Where, in fact, did Cuba’s cultural identity end and America’s begin in the years before La Revolución?
People to People : Learning from Cubanos
The era of Socialist government under Castro deprived Cubans of freedoms that would have allowed a fuller flowering of their artistic and cultural aspirations. With the collapse of the Soviet Union in 1989, Cuba went through the Special Period (of extreme deprivation and hunger) and then came to grips with the need to improvise, relax and allow some better opportunities. An important breakthrough has been allowing small private businesses that give Cubanos the opportunity to create art, grow food for the marketplace, reinvigorate music – and improve their living and earnings.
- Literacy became a universal gateway – an educational “army” of youth went all over the country — to help in the farms and teach reading and writing that helps pull people out of poverty.
- Free education has offered years-long formal training in visual arts, dance and other fields.
- Renewed respect for black heritage from Africa’s legacy has played a pivotal role in resurgent native identity.
- Pride in finding solutions –improvisar (improvisation) – has been the byword for everything from renovating Old Havana’s buildings to machining parts for the vintage American cars that ply Havana’s streets.
People to People Sheds Light
“People to People” travelers share the following insights from their recent trips:
- Hardship and deprivation helped Cubans form an identity: they are self-reliant, self-sufficient, not bitter. We found connected communities. Music and dance is everywhere, it’s inter-generational.
- Authentic is the word that is offered most often by visitors who see Cuban culture in “people to people” trips that showcase local artistic, cultural, social, and everyday experiences. Their experience is vastly different than those of Canadians and European tourists who today seek out the island as a “Club Med” –style pleasure place at a few privately developed resorts and golf courses.

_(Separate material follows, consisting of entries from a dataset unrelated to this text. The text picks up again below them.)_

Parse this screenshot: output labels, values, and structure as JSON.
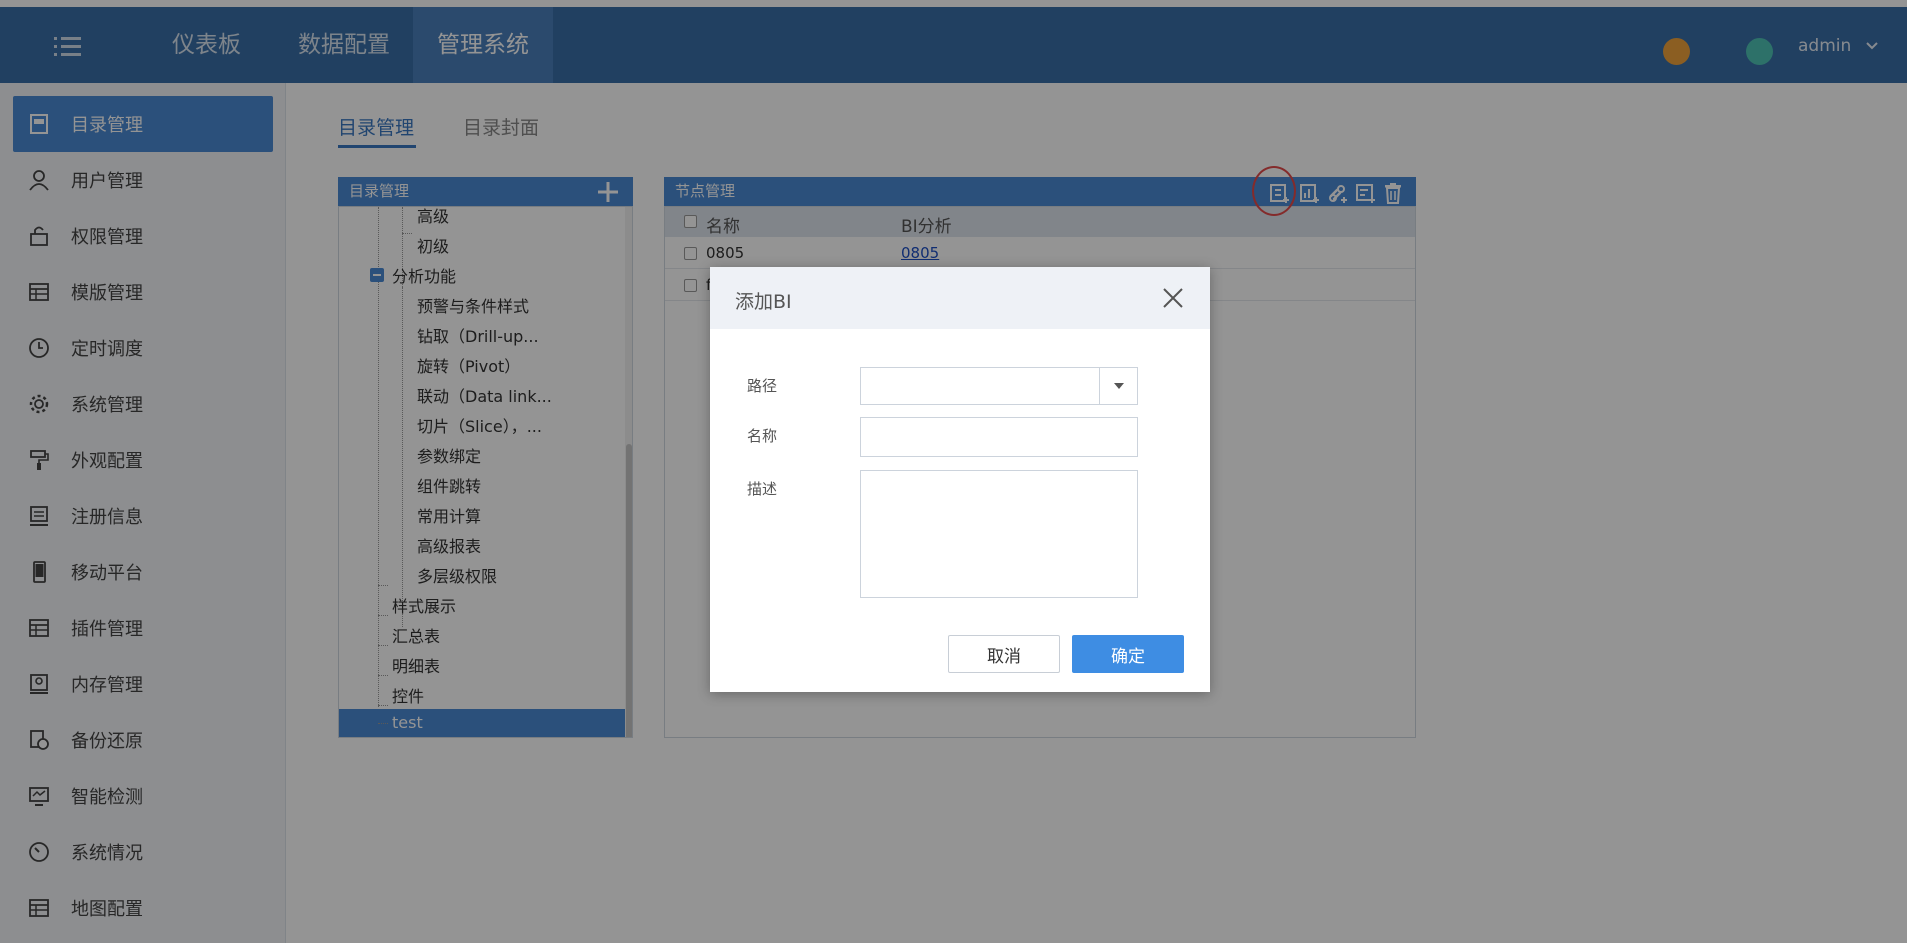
{
  "topbar": {
    "tabs": [
      {
        "label": "仪表板"
      },
      {
        "label": "数据配置"
      },
      {
        "label": "管理系统"
      }
    ],
    "user": "admin"
  },
  "sidebar": {
    "items": [
      {
        "label": "目录管理"
      },
      {
        "label": "用户管理"
      },
      {
        "label": "权限管理"
      },
      {
        "label": "模版管理"
      },
      {
        "label": "定时调度"
      },
      {
        "label": "系统管理"
      },
      {
        "label": "外观配置"
      },
      {
        "label": "注册信息"
      },
      {
        "label": "移动平台"
      },
      {
        "label": "插件管理"
      },
      {
        "label": "内存管理"
      },
      {
        "label": "备份还原"
      },
      {
        "label": "智能检测"
      },
      {
        "label": "系统情况"
      },
      {
        "label": "地图配置"
      }
    ]
  },
  "main": {
    "tabs": [
      {
        "label": "目录管理"
      },
      {
        "label": "目录封面"
      }
    ],
    "tree": {
      "title": "目录管理",
      "nodes": [
        {
          "label": "高级"
        },
        {
          "label": "初级"
        },
        {
          "label": "分析功能"
        },
        {
          "label": "预警与条件样式"
        },
        {
          "label": "钻取（Drill-up..."
        },
        {
          "label": "旋转（Pivot）"
        },
        {
          "label": "联动（Data link..."
        },
        {
          "label": "切片（Slice），..."
        },
        {
          "label": "参数绑定"
        },
        {
          "label": "组件跳转"
        },
        {
          "label": "常用计算"
        },
        {
          "label": "高级报表"
        },
        {
          "label": "多层级权限"
        },
        {
          "label": "样式展示"
        },
        {
          "label": "汇总表"
        },
        {
          "label": "明细表"
        },
        {
          "label": "控件"
        },
        {
          "label": "test"
        }
      ]
    },
    "node_panel": {
      "title": "节点管理",
      "columns": [
        "名称",
        "BI分析"
      ],
      "rows": [
        {
          "name": "0805",
          "bi": "0805"
        },
        {
          "name": "f",
          "bi": ""
        }
      ]
    }
  },
  "dialog": {
    "title": "添加BI",
    "fields": [
      {
        "label": "路径",
        "value": ""
      },
      {
        "label": "名称",
        "value": ""
      },
      {
        "label": "描述",
        "value": ""
      }
    ],
    "cancel_label": "取消",
    "ok_label": "确定"
  },
  "colors": {
    "topbar": "#3a6fa8",
    "accent": "#4a8ad4",
    "primary_button": "#3e8de3",
    "highlight_circle": "#e34a4a"
  }
}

- There is an entrepreneurial spirit that has been building since the Cuban government lifted controls to allow individuals and families to earn extra money and supply the tourist industry.
- Small stakeholder farmers sell their produce to restaurants and keep a portion for themselves; and bring organically grown food to market.
- Artists and crafts people are licensed (taxed) and then keep a portion of the income they generate
- Tourism also thrives on an exchange system between Cubans and Norteños: Norteños bring with them items from a “wish list” of goods from the U.S. For the dance school experience, it might be dance-related supplies. For the private tour of a house, it could be baby supplies, household goods, or spices.
- Music is everywhere – bars and clubs, but also unexpected places where there may be small and group performances held in parks, churches, the workers’ hall, even in large private homes that were reassigned to families after the Revolucíon where it is possible to tour and dine.
- Dance schools not only teach, but offer tourists the chance to see rehearsals, informal events, or an audition
- The best of Cuban cuisine is likely to be found in New York and Miami where there is an abundance of ingredients and spices. However, another approach to dining in Cuba is the “palador,” dining in a private home or apartment. Here’s the opportunity to see how Cubans live, an interior view of home life, extra income for the household!
Coming Next: Looking for the Authentic Cuba: Our travelers share the best places, neighborhoods, sites, and ways to experience social and cultural exchange.